The burgeoning problem of space debris and the threat it presents to satellites, manned space mission, and occasionally the International Space Station is no secret to those following the headlines coming out of low Earth orbit. But though the threat is real, the problem receives little public visibility. So a new DARPA-commissioned report proposes taking a page from our terrestrial cleanup efforts, creating a Superfund for space that would both hold entities accountable for their space junk contributions and raise awareness of the problems space debris poses.
For most people – and even for the very companies and institutions causing the problem – all that orbiting detritus isn't visible and has yet to cause a serious calamity or loss of life. It's out of sight and couldn't be further from the mind. But according to think tank RAND, the author of the DARPA report, the same principles used to approach pollution problems on Earth – even visibility problems – can be tweaked to work in space.
A Superfund for space, the report says, could make space polluters pay for the cleanup of low Earth orbit much as polluting industries are held accountable for cleaning up their fouled real estate on Earth. But, like Superfund, it could also support those cleanup efforts with help from the space community. But perhaps more importantly, it could help both governments and private industry reduce their outputs of space debris and cultivate a space culture in which creating debris is considered unacceptable.
One of the report's authors likens the problem to this past summer's BP oil spill in the Gulf of Mexico – the initial spill garnered some concern, but once the huge oil slicks and oil-laden birds became visible, public awareness (and righteous outrage) grew. By making the space debris issue a shared problem, a space Superfund could instigate more cooperative engagement to solve the problem.
And like the BP oil spill, the report's authors acknowledge, simply having a "remedy" on the shelf won't suffice. A space Superfund could develop and test effective methods of containing and dealing with space debris before a major disaster happens in space so that industry or agencies aren't casting about for a solution while an orbital calamity is unfolding.
Because if containing a mess 5,000 feet underwater appeared difficult, just wait until the scenario is replaying itself 200 miles above the Earth.
NASA just made another donation to the floating debris field this past week.
I say this is a great opportunity for private industry to collect on some expensive rare-earth materials just floating in space helping nobody.
That's great, super fund is exactly what we need.

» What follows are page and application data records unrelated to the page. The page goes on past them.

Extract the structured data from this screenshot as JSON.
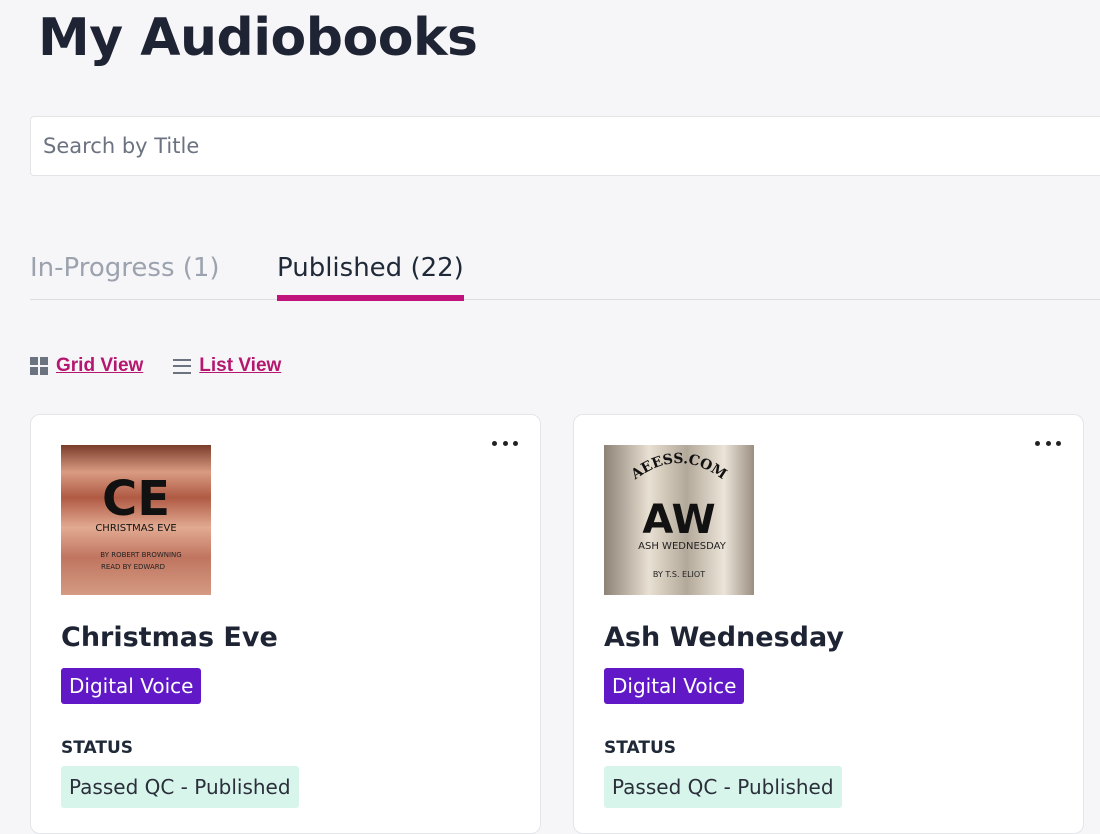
{
  "page": {
    "title": "My Audiobooks"
  },
  "search": {
    "placeholder": "Search by Title",
    "value": ""
  },
  "tabs": [
    {
      "label": "In-Progress (1)",
      "active": false
    },
    {
      "label": "Published (22)",
      "active": true
    }
  ],
  "views": {
    "grid_label": "Grid View",
    "list_label": "List View"
  },
  "books": [
    {
      "title": "Christmas Eve",
      "voice": "Digital Voice",
      "status_label": "STATUS",
      "status": "Passed QC - Published",
      "cover": {
        "initials": "CE",
        "subtitle": "CHRISTMAS EVE",
        "line1": "BY ROBERT BROWNING",
        "line2": "READ BY EDWARD"
      }
    },
    {
      "title": "Ash Wednesday",
      "voice": "Digital Voice",
      "status_label": "STATUS",
      "status": "Passed QC - Published",
      "cover": {
        "arc": "AEESS.COM",
        "initials": "AW",
        "subtitle": "ASH WEDNESDAY",
        "line1": "BY T.S. ELIOT"
      }
    }
  ],
  "colors": {
    "accent": "#c0137b",
    "link": "#b5166f",
    "voice_badge": "#6118c7",
    "status_badge": "#d8f5ec"
  },
  "icons": {
    "grid": "grid-icon",
    "list": "list-icon",
    "more": "more-options-icon"
  }
}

Now all we need are space cowboys with the job of going into space and collecting all the junk. If they are looking for volunteers, look me up, always wanted to be a space trash man.

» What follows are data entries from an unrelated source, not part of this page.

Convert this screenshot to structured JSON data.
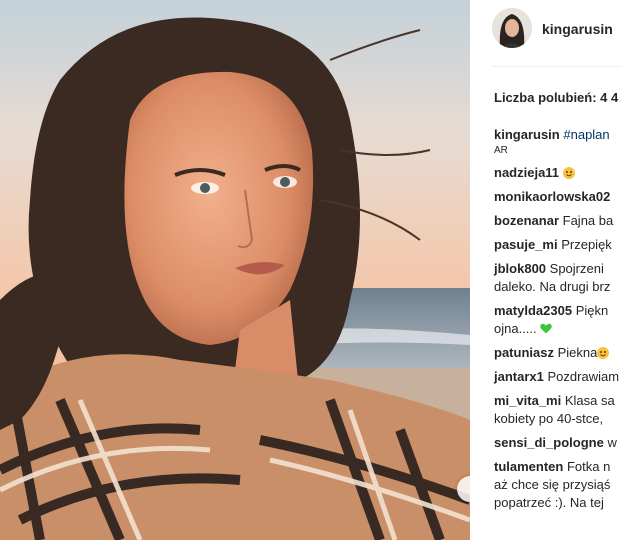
{
  "post": {
    "username": "kingarusin",
    "likes_label": "Liczba polubień: 4 4",
    "caption": {
      "user": "kingarusin",
      "text": "#naplan"
    },
    "caption_extra": "AR"
  },
  "comments": [
    {
      "user": "nadzieja11",
      "text": ""
    },
    {
      "user": "monikaorlowska02",
      "text": ""
    },
    {
      "user": "bozenanar",
      "text": "Fajna ba"
    },
    {
      "user": "pasuje_mi",
      "text": "Przepięk"
    },
    {
      "user": "jblok800",
      "text": "Spojrzeni",
      "line2": "daleko. Na drugi brz"
    },
    {
      "user": "matylda2305",
      "text": "Piękn",
      "line2": "ojna....."
    },
    {
      "user": "patuniasz",
      "text": "Piekna"
    },
    {
      "user": "jantarx1",
      "text": "Pozdrawiam"
    },
    {
      "user": "mi_vita_mi",
      "text": "Klasa sa",
      "line2": "kobiety po 40-stce,"
    },
    {
      "user": "sensi_di_pologne",
      "text": "w"
    },
    {
      "user": "tulamenten",
      "text": "Fotka n",
      "line2": "aż chce się przysiąś",
      "line3": "popatrzeć :). Na tej"
    }
  ],
  "colors": {
    "hashtag": "#003569",
    "heart": "#3cc43c"
  }
}
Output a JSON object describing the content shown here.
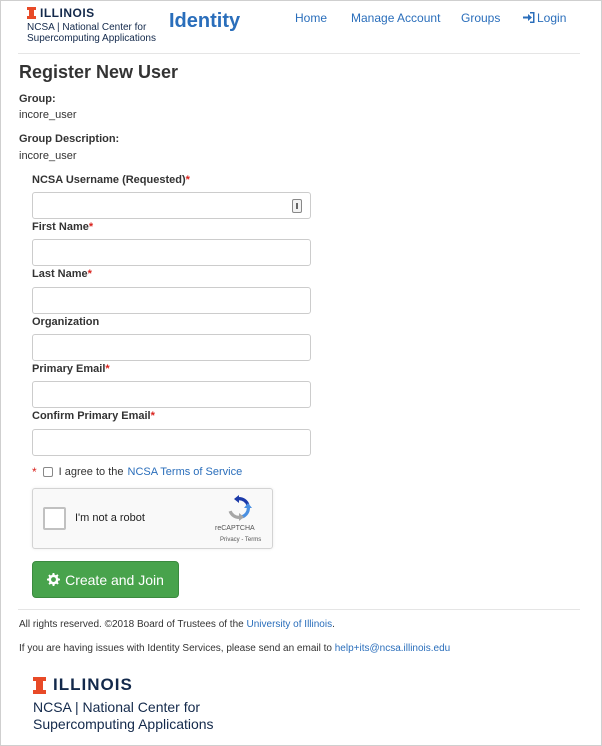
{
  "header": {
    "logo_name": "ILLINOIS",
    "logo_subtitle": "NCSA | National Center for Supercomputing Applications",
    "brand": "Identity",
    "nav": {
      "home": "Home",
      "manage": "Manage Account",
      "groups": "Groups",
      "login": "Login"
    }
  },
  "form": {
    "title": "Register New User",
    "group_label": "Group:",
    "group_value": "incore_user",
    "group_desc_label": "Group Description:",
    "group_desc_value": "incore_user",
    "required_marker": "*",
    "fields": {
      "username": {
        "label": "NCSA Username (Requested)",
        "value": ""
      },
      "first_name": {
        "label": "First Name",
        "value": ""
      },
      "last_name": {
        "label": "Last Name",
        "value": ""
      },
      "organization": {
        "label": "Organization",
        "value": ""
      },
      "email": {
        "label": "Primary Email",
        "value": ""
      },
      "confirm_email": {
        "label": "Confirm Primary Email",
        "value": ""
      }
    },
    "agree_text": "I agree to the",
    "terms_link": "NCSA Terms of Service",
    "captcha": {
      "text": "I'm not a robot",
      "brand": "reCAPTCHA",
      "links": "Privacy - Terms"
    },
    "submit": "Create and Join"
  },
  "footer": {
    "rights_prefix": "All rights reserved.  ©2018 Board of Trustees of the",
    "rights_link": "University of Illinois",
    "rights_suffix": ".",
    "help_prefix": "If you are having issues with Identity Services, please send an email to",
    "help_email": "help+its@ncsa.illinois.edu",
    "logo_name": "ILLINOIS",
    "logo_line1": "NCSA | National Center for",
    "logo_line2": "Supercomputing Applications"
  },
  "colors": {
    "accent": "#2a6ebb",
    "brand_orange": "#e84a27",
    "brand_navy": "#13294b",
    "required": "#d9231e",
    "button": "#48a34c"
  },
  "icons": {
    "login": "sign-in-icon",
    "button": "gear-icon",
    "captcha": "recaptcha-icon",
    "password_manager": "key-icon"
  }
}
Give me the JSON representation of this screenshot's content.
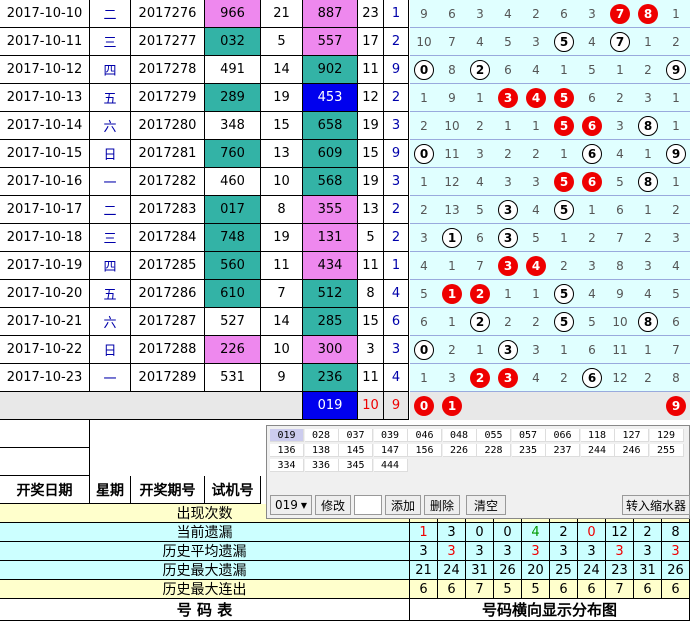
{
  "rows": [
    {
      "date": "2017-10-10",
      "weekday": "二",
      "issue": "2017276",
      "test": "966",
      "span": "21",
      "draw": "887",
      "sum": "23",
      "d": "1"
    },
    {
      "date": "2017-10-11",
      "weekday": "三",
      "issue": "2017277",
      "test": "032",
      "span": "5",
      "draw": "557",
      "sum": "17",
      "d": "2"
    },
    {
      "date": "2017-10-12",
      "weekday": "四",
      "issue": "2017278",
      "test": "491",
      "span": "14",
      "draw": "902",
      "sum": "11",
      "d": "9"
    },
    {
      "date": "2017-10-13",
      "weekday": "五",
      "issue": "2017279",
      "test": "289",
      "span": "19",
      "draw": "453",
      "sum": "12",
      "d": "2"
    },
    {
      "date": "2017-10-14",
      "weekday": "六",
      "issue": "2017280",
      "test": "348",
      "span": "15",
      "draw": "658",
      "sum": "19",
      "d": "3"
    },
    {
      "date": "2017-10-15",
      "weekday": "日",
      "issue": "2017281",
      "test": "760",
      "span": "13",
      "draw": "609",
      "sum": "15",
      "d": "9"
    },
    {
      "date": "2017-10-16",
      "weekday": "一",
      "issue": "2017282",
      "test": "460",
      "span": "10",
      "draw": "568",
      "sum": "19",
      "d": "3"
    },
    {
      "date": "2017-10-17",
      "weekday": "二",
      "issue": "2017283",
      "test": "017",
      "span": "8",
      "draw": "355",
      "sum": "13",
      "d": "2"
    },
    {
      "date": "2017-10-18",
      "weekday": "三",
      "issue": "2017284",
      "test": "748",
      "span": "19",
      "draw": "131",
      "sum": "5",
      "d": "2"
    },
    {
      "date": "2017-10-19",
      "weekday": "四",
      "issue": "2017285",
      "test": "560",
      "span": "11",
      "draw": "434",
      "sum": "11",
      "d": "1"
    },
    {
      "date": "2017-10-20",
      "weekday": "五",
      "issue": "2017286",
      "test": "610",
      "span": "7",
      "draw": "512",
      "sum": "8",
      "d": "4"
    },
    {
      "date": "2017-10-21",
      "weekday": "六",
      "issue": "2017287",
      "test": "527",
      "span": "14",
      "draw": "285",
      "sum": "15",
      "d": "6"
    },
    {
      "date": "2017-10-22",
      "weekday": "日",
      "issue": "2017288",
      "test": "226",
      "span": "10",
      "draw": "300",
      "sum": "3",
      "d": "3"
    },
    {
      "date": "2017-10-23",
      "weekday": "一",
      "issue": "2017289",
      "test": "531",
      "span": "9",
      "draw": "236",
      "sum": "11",
      "d": "4"
    }
  ],
  "dist": [
    [
      "9",
      "6",
      "3",
      "4",
      "2",
      "6",
      "3",
      "7",
      "8",
      "1"
    ],
    [
      "10",
      "7",
      "4",
      "5",
      "3",
      "5",
      "4",
      "7",
      "1",
      "2"
    ],
    [
      "0",
      "8",
      "2",
      "6",
      "4",
      "1",
      "5",
      "1",
      "2",
      "9"
    ],
    [
      "1",
      "9",
      "1",
      "3",
      "4",
      "5",
      "6",
      "2",
      "3",
      "1"
    ],
    [
      "2",
      "10",
      "2",
      "1",
      "1",
      "5",
      "6",
      "3",
      "8",
      "1"
    ],
    [
      "0",
      "11",
      "3",
      "2",
      "2",
      "1",
      "6",
      "4",
      "1",
      "9"
    ],
    [
      "1",
      "12",
      "4",
      "3",
      "3",
      "5",
      "6",
      "5",
      "8",
      "1"
    ],
    [
      "2",
      "13",
      "5",
      "3",
      "4",
      "5",
      "1",
      "6",
      "1",
      "2"
    ],
    [
      "3",
      "1",
      "6",
      "3",
      "5",
      "1",
      "2",
      "7",
      "2",
      "3"
    ],
    [
      "4",
      "1",
      "7",
      "3",
      "4",
      "2",
      "3",
      "8",
      "3",
      "4"
    ],
    [
      "5",
      "1",
      "2",
      "1",
      "1",
      "5",
      "4",
      "9",
      "4",
      "5"
    ],
    [
      "6",
      "1",
      "2",
      "2",
      "2",
      "5",
      "5",
      "10",
      "8",
      "6"
    ],
    [
      "0",
      "2",
      "1",
      "3",
      "3",
      "1",
      "6",
      "11",
      "1",
      "7"
    ],
    [
      "1",
      "3",
      "2",
      "3",
      "4",
      "2",
      "6",
      "12",
      "2",
      "8"
    ]
  ],
  "dist_red": [
    [
      7,
      8
    ],
    [],
    [],
    [
      3,
      4,
      5
    ],
    [
      5,
      6
    ],
    [],
    [
      5,
      6
    ],
    [],
    [],
    [
      3,
      4
    ],
    [
      1,
      2
    ],
    [],
    [],
    [
      2,
      3
    ]
  ],
  "dist_white": [
    [],
    [
      5,
      7
    ],
    [
      0,
      2,
      9
    ],
    [],
    [
      8
    ],
    [
      0,
      6,
      9
    ],
    [
      8
    ],
    [
      3,
      5
    ],
    [
      1,
      3
    ],
    [],
    [
      5
    ],
    [
      2,
      5,
      8
    ],
    [
      0,
      3
    ],
    [
      6
    ]
  ],
  "pred_row": {
    "draw": "019",
    "sum": "10",
    "d": "9",
    "red": [
      "0",
      "1"
    ],
    "red_pos": [
      0,
      1
    ],
    "white": [
      "9"
    ],
    "white_pos": [
      9
    ]
  },
  "headers": {
    "date": "开奖日期",
    "weekday": "星期",
    "issue": "开奖期号",
    "test": "试机号"
  },
  "stats": [
    {
      "label": "出现次数",
      "values": [
        "",
        "",
        "",
        "",
        "",
        "",
        "",
        "",
        "",
        ""
      ]
    },
    {
      "label": "当前遗漏",
      "values": [
        "1",
        "3",
        "0",
        "0",
        "4",
        "2",
        "0",
        "12",
        "2",
        "8"
      ]
    },
    {
      "label": "历史平均遗漏",
      "values": [
        "3",
        "3",
        "3",
        "3",
        "3",
        "3",
        "3",
        "3",
        "3",
        "3"
      ]
    },
    {
      "label": "历史最大遗漏",
      "values": [
        "21",
        "24",
        "31",
        "26",
        "20",
        "25",
        "24",
        "23",
        "31",
        "26"
      ]
    },
    {
      "label": "历史最大连出",
      "values": [
        "6",
        "6",
        "7",
        "5",
        "5",
        "6",
        "6",
        "7",
        "6",
        "6"
      ]
    }
  ],
  "footer": {
    "left": "号  码  表",
    "right": "号码横向显示分布图"
  },
  "panel": {
    "numbers": [
      "019",
      "028",
      "037",
      "039",
      "046",
      "048",
      "055",
      "057",
      "066",
      "118",
      "127",
      "129",
      "136",
      "138",
      "145",
      "147",
      "156",
      "226",
      "228",
      "235",
      "237",
      "244",
      "246",
      "255",
      "334",
      "336",
      "345",
      "444"
    ],
    "select_value": "019",
    "modify": "修改",
    "add": "添加",
    "delete": "删除",
    "clear": "清空",
    "transfer": "转入缩水器"
  },
  "colors": {
    "teal": "#33b3a6",
    "pink": "#ee88ee",
    "blue": "#0000ee",
    "cyan_bg": "#e0ffff",
    "red": "#ee0000",
    "yellow": "#ffffcc",
    "green_stat": "#ccffcc"
  }
}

Im having more fun putting the new spam prevention phrases you have to answer together as a coherent statement...
What is the second word in the phrase " events cosmic paths back whatever"?
Cosmological Polotics Show No Favoritism
They need to be careful, they could put 5 words together in a phrase and conceptualize something crazy and we all implode.
wait this is too good..."other from charge can universe"
I think its talking about those unseen particles
John Searl could have cleaned up that mess in a few weeks with his IGV if the USAF had had the sense to take him up on the offer of his services.
Lets wait for AEROSPHERE to tell us about his giant sphere that will "suck" up all this trash and bring back to earth so we can recycle it. it is a cute idea. When I was a kid I used to come up with cute ideas too. I never understood why we didn't try to capture a dwarf star and build a dome around it so we could capture all of its energy. then I grew up. AND I saw my idea used in a Star Trek the next Generation episode with Scotty. (a dyson sphere. I still claim that Gene stole that from me)
On the other hand, how long will it be until the density of debris increases to the point where the "cloud" starts to block the sun enough to reverse global warming? Not likely in my lifetime, I guess...
Just a side note: I think we should all make sure that PopSci is not a spambot by asking it for the sixth word in a series of 5 words.
We could use huge, multi-ton, solid steel space "bulldozers" flying in varying orbits at different altitudes. As they run into smaller objects, they would slow the little ones down and the smaller objects would spiral in to a blazing end.
Of course, you'd have to send bigger bulldozers up to get rid of the old dozers when the original ones had been slowed down by all of those collisions with little bits they were clearing up.
And then there's the whole pesky problem with the limitations of chemical rockets with their relatively puny payloads, which would make it impossible to send huge, multi-ton, solid steel space bulldozers into space.
They aliens that abducted me back in '73 come back to get me every few years. If I remember, I'll ask them if they can help out.
I imagine we could use carbon nanotubes as planned for the space elevator to sling and pile up debris and use that mass just for the space elevator or other thing in some future, after all it was very expensive to put it all there.